In April 2014, Hunter Biden was recruited to a five year term on the board of Burisma Holdings, a major Ukrainian natural gas company.  The company is run by Mykola Zlochevsky.

It is fair to ask why Hunter Biden was invited to join the board.

In 2014, the prosecutor general for Ukraine began investigating Burisma.

It has been reported that Hunter Biden himself never was under investigation, let alone charged with anything.  Similarly, the investigations of Burisma were wound up after the payment of back taxes and penalties.

Nevertheless, then and later, Hunter Biden’s position raised eyebrows.  Reportedly, Christopher Heinz opposed his business partner joining the board because of the risk to their firm’s reputation.[2]  Biden went ahead.  Heinz then ended his business relationship with Biden.[3]

Others also questioned the decision.  In June 2014, the Associated Press wrote that “Hunter Biden’s employment means he will be working as a director and top lawyer for a Ukrainian energy company during the period when his father and others in the Obama administration attempt to influence the policies of Ukraine’s new government, especially on energy issues.”[4]

In December 2015, Daria Kaleniuk, executive director of Ukraine’s Anti-Corruption Action Center, told the Wall Street Journal that “If an investigator sees the son of the vice president of the United States is part of the management of a company … that investigator will be uncomfortable pushing the case forward.”

In late 2014, Mykola Zlochevsky hastily left Ukraine after it was alleged that he had illegally enriched himself during his time as Minister of Ecology and Natural Resources in 2010-2012.  In December 2017, the government’s investigation of Burisma ended with no charges filed against Zlochevsky.  In February 2018, he returned to Ukraine.

Did Burisma bring Hunter Biden on board not to entangle him personally in corrupt acts, but rather to put up a shield against prosecution by Zlochevsky’s Ukrainian enemies?

It would be useful to know what–if anything—the State Department, the Treasury Department, and the Central Intelligence Agencies reported on Hunter Biden’s time with Burisma.  Or, like Joe Biden and his son, did they also have a “don’t ask-don’t tell” relationship?

[1] See: https://en.wikipedia.org/wiki/Hunter_Biden

[2] Paul Sonne, Michael Kranish, and Matt Viser, “The gas tycoon and the vice president’s son: The story of Hunter Biden’s foray into Ukraine,” The Washington Post, 28 September 2019.

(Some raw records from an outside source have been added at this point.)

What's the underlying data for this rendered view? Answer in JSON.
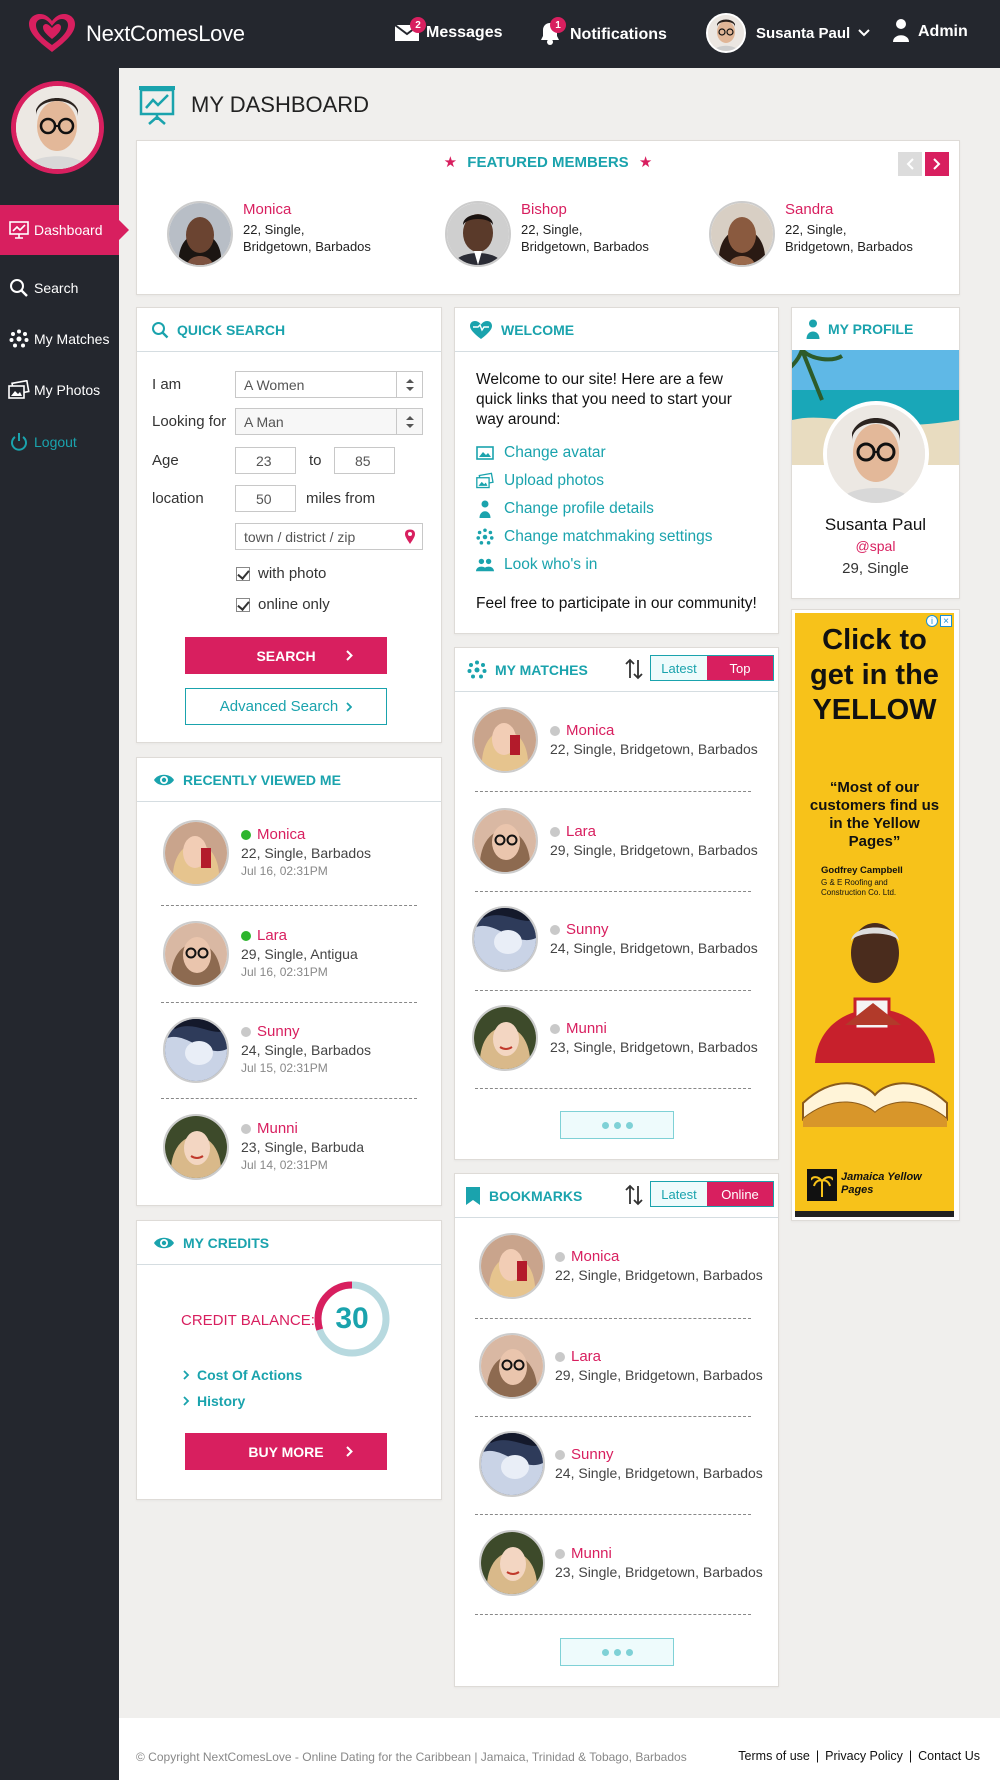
{
  "app": {
    "name": "NextComesLove"
  },
  "header": {
    "messages": {
      "label": "Messages",
      "count": "2"
    },
    "notifications": {
      "label": "Notifications",
      "count": "1"
    },
    "user_name": "Susanta Paul",
    "admin_label": "Admin"
  },
  "sidebar": {
    "items": [
      {
        "label": "Dashboard",
        "icon": "chart-icon",
        "active": true
      },
      {
        "label": "Search",
        "icon": "search-icon"
      },
      {
        "label": "My Matches",
        "icon": "matches-icon"
      },
      {
        "label": "My Photos",
        "icon": "photos-icon"
      },
      {
        "label": "Logout",
        "icon": "power-icon"
      }
    ]
  },
  "page": {
    "title": "MY DASHBOARD"
  },
  "featured": {
    "title": "FEATURED MEMBERS",
    "members": [
      {
        "name": "Monica",
        "line1": "22, Single,",
        "line2": "Bridgetown, Barbados"
      },
      {
        "name": "Bishop",
        "line1": "22, Single,",
        "line2": "Bridgetown, Barbados"
      },
      {
        "name": "Sandra",
        "line1": "22, Single,",
        "line2": "Bridgetown, Barbados"
      }
    ]
  },
  "quick_search": {
    "title": "QUICK SEARCH",
    "i_am_label": "I am",
    "i_am_value": "A Women",
    "looking_label": "Looking for",
    "looking_value": "A Man",
    "age_label": "Age",
    "age_from": "23",
    "age_to_label": "to",
    "age_to": "85",
    "location_label": "location",
    "miles": "50",
    "miles_label": "miles from",
    "zip_placeholder": "town / district / zip",
    "with_photo": "with photo",
    "online_only": "online only",
    "search_button": "SEARCH",
    "advanced_button": "Advanced Search"
  },
  "recently_viewed": {
    "title": "RECENTLY VIEWED ME",
    "members": [
      {
        "name": "Monica",
        "details": "22, Single, Barbados",
        "date": "Jul 16, 02:31PM",
        "online": true
      },
      {
        "name": "Lara",
        "details": "29, Single, Antigua",
        "date": "Jul 16, 02:31PM",
        "online": true
      },
      {
        "name": "Sunny",
        "details": "24, Single, Barbados",
        "date": "Jul 15, 02:31PM",
        "online": false
      },
      {
        "name": "Munni",
        "details": "23, Single, Barbuda",
        "date": "Jul 14, 02:31PM",
        "online": false
      }
    ]
  },
  "credits": {
    "title": "MY CREDITS",
    "balance_label": "CREDIT BALANCE:",
    "balance": "30",
    "balance_fraction": 0.3,
    "link1": "Cost Of Actions",
    "link2": "History",
    "buy_button": "BUY MORE"
  },
  "welcome": {
    "title": "WELCOME",
    "intro": "Welcome to our site! Here are a few quick links that you need to start your way around:",
    "links": [
      {
        "label": "Change avatar",
        "icon": "image-icon"
      },
      {
        "label": "Upload photos",
        "icon": "photos-icon"
      },
      {
        "label": "Change profile details",
        "icon": "person-icon"
      },
      {
        "label": "Change matchmaking settings",
        "icon": "matches-icon"
      },
      {
        "label": "Look who's in",
        "icon": "people-icon"
      }
    ],
    "outro": "Feel free to participate in our community!"
  },
  "my_matches": {
    "title": "MY MATCHES",
    "tab1": "Latest",
    "tab2": "Top",
    "members": [
      {
        "name": "Monica",
        "details": "22, Single, Bridgetown, Barbados"
      },
      {
        "name": "Lara",
        "details": "29, Single, Bridgetown, Barbados"
      },
      {
        "name": "Sunny",
        "details": "24, Single, Bridgetown, Barbados"
      },
      {
        "name": "Munni",
        "details": "23, Single, Bridgetown, Barbados"
      }
    ]
  },
  "bookmarks": {
    "title": "BOOKMARKS",
    "tab1": "Latest",
    "tab2": "Online",
    "members": [
      {
        "name": "Monica",
        "details": "22, Single, Bridgetown, Barbados"
      },
      {
        "name": "Lara",
        "details": "29, Single, Bridgetown, Barbados"
      },
      {
        "name": "Sunny",
        "details": "24, Single, Bridgetown, Barbados"
      },
      {
        "name": "Munni",
        "details": "23, Single, Bridgetown, Barbados"
      }
    ]
  },
  "profile": {
    "title": "MY PROFILE",
    "name": "Susanta Paul",
    "handle": "@spal",
    "details": "29, Single"
  },
  "ad": {
    "headline": "Click to get in the YELLOW",
    "quote": "“Most of our customers find us in the Yellow Pages”",
    "person": "Godfrey Campbell",
    "company": "G & E Roofing and Construction Co. Ltd.",
    "brand": "Jamaica Yellow Pages"
  },
  "footer": {
    "copyright": "© Copyright NextComesLove - Online Dating for the Caribbean | Jamaica, Trinidad & Tobago, Barbados",
    "terms": "Terms of use",
    "privacy": "Privacy Policy",
    "contact": "Contact Us"
  },
  "colors": {
    "accent": "#d81f5f",
    "teal": "#1aa3ad",
    "dark": "#24272e",
    "online": "#2db52d",
    "offline": "#c9c9c9"
  }
}
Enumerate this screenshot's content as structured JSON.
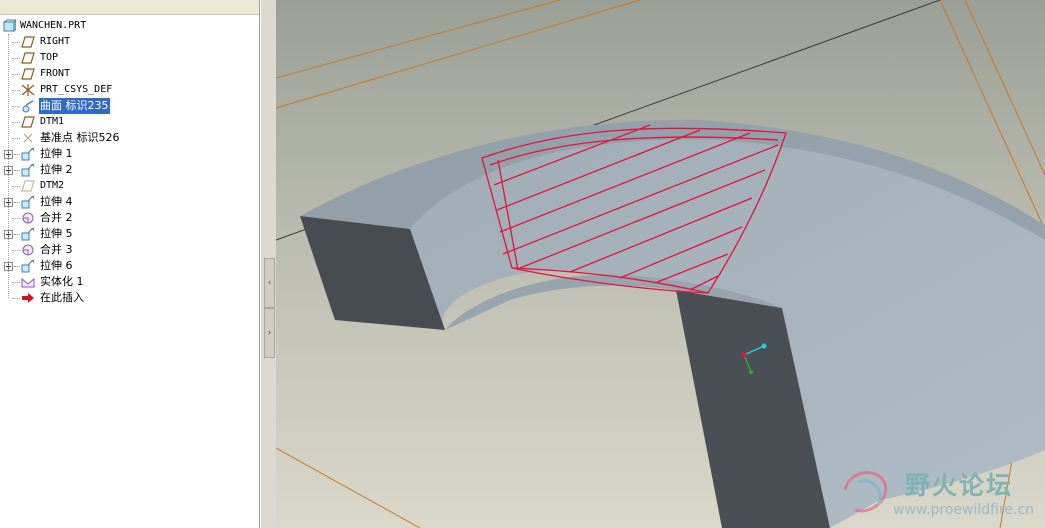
{
  "model_tree": {
    "root": {
      "label": "WANCHEN.PRT"
    },
    "items": [
      {
        "label": "RIGHT",
        "icon": "datum-plane-icon"
      },
      {
        "label": "TOP",
        "icon": "datum-plane-icon"
      },
      {
        "label": "FRONT",
        "icon": "datum-plane-icon"
      },
      {
        "label": "PRT_CSYS_DEF",
        "icon": "csys-icon"
      },
      {
        "label": "曲面 标识235",
        "icon": "surface-icon",
        "selected": true
      },
      {
        "label": "DTM1",
        "icon": "datum-plane-icon"
      },
      {
        "label": "基准点 标识526",
        "icon": "datum-point-icon"
      },
      {
        "label": "拉伸 1",
        "icon": "extrude-icon",
        "expandable": true
      },
      {
        "label": "拉伸 2",
        "icon": "extrude-icon",
        "expandable": true
      },
      {
        "label": "DTM2",
        "icon": "datum-plane-hidden-icon"
      },
      {
        "label": "拉伸 4",
        "icon": "extrude-icon",
        "expandable": true
      },
      {
        "label": "合并 2",
        "icon": "merge-icon"
      },
      {
        "label": "拉伸 5",
        "icon": "extrude-icon",
        "expandable": true
      },
      {
        "label": "合并 3",
        "icon": "merge-icon"
      },
      {
        "label": "拉伸 6",
        "icon": "extrude-icon",
        "expandable": true
      },
      {
        "label": "实体化 1",
        "icon": "solidify-icon"
      },
      {
        "label": "在此插入",
        "icon": "insert-here-arrow-icon"
      }
    ]
  },
  "splitter": {
    "collapse_glyph": "‹",
    "expand_glyph": "›"
  },
  "watermark": {
    "title": "野火论坛",
    "url": "www.proewildfire.cn"
  },
  "colors": {
    "selection": "#316ac5",
    "sketch_hatch": "#e0143c",
    "model_face": "#a8b4be",
    "model_dark_face": "#4a4e54",
    "background_top": "#a0a49a",
    "background_bottom": "#d8d6c8",
    "datum_edge": "#c8782a"
  }
}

[3] https://www.dailymail.co.uk/news/article-7519043/Chris-Heinz-split-business-partner-Hunter-Biden-board-seat-Ukrainian-energy-company.html

[4] https://www.factcheck.org/2019/09/trump-twists-facts-on-biden-and-ukraine/